▸ Exercise directions
Copy out, from the entries below, each line holding the string "final".

[[ Source records, beginning ]]

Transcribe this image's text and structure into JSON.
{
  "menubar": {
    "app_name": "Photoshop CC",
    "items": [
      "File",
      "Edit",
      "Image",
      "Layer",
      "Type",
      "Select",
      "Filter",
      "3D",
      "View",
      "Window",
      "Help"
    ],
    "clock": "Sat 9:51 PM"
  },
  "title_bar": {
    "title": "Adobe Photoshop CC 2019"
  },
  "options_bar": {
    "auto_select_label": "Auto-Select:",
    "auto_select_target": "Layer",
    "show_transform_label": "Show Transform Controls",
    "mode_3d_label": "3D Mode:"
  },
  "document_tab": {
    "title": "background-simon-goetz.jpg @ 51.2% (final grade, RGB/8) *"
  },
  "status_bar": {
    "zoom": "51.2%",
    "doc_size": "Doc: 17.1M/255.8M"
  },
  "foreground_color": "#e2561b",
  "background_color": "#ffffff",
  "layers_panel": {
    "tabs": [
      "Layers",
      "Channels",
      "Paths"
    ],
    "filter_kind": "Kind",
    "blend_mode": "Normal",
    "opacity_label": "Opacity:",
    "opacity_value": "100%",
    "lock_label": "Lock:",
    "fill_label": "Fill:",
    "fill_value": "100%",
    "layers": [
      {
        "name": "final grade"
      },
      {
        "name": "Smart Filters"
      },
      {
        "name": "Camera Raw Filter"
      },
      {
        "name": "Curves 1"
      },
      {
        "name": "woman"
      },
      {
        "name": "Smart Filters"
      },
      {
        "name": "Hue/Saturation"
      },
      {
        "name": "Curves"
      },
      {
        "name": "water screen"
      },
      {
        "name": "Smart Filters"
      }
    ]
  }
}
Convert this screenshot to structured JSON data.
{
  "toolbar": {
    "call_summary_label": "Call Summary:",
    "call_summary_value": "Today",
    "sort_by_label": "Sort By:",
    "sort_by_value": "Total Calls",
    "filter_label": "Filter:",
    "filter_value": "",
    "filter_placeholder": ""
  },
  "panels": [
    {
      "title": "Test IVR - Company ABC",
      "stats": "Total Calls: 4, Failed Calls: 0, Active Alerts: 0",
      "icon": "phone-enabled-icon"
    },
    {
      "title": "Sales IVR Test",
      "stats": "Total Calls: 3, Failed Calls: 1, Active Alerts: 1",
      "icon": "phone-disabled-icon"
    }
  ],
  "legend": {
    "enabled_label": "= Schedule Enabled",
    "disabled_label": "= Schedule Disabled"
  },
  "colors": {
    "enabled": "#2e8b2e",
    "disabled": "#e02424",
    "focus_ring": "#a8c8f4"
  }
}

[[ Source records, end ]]

▸ Solution for this problem
    "title": "background-simon-goetz.jpg @ 51.2% (final grade, RGB/8) *"
        "name": "final grade"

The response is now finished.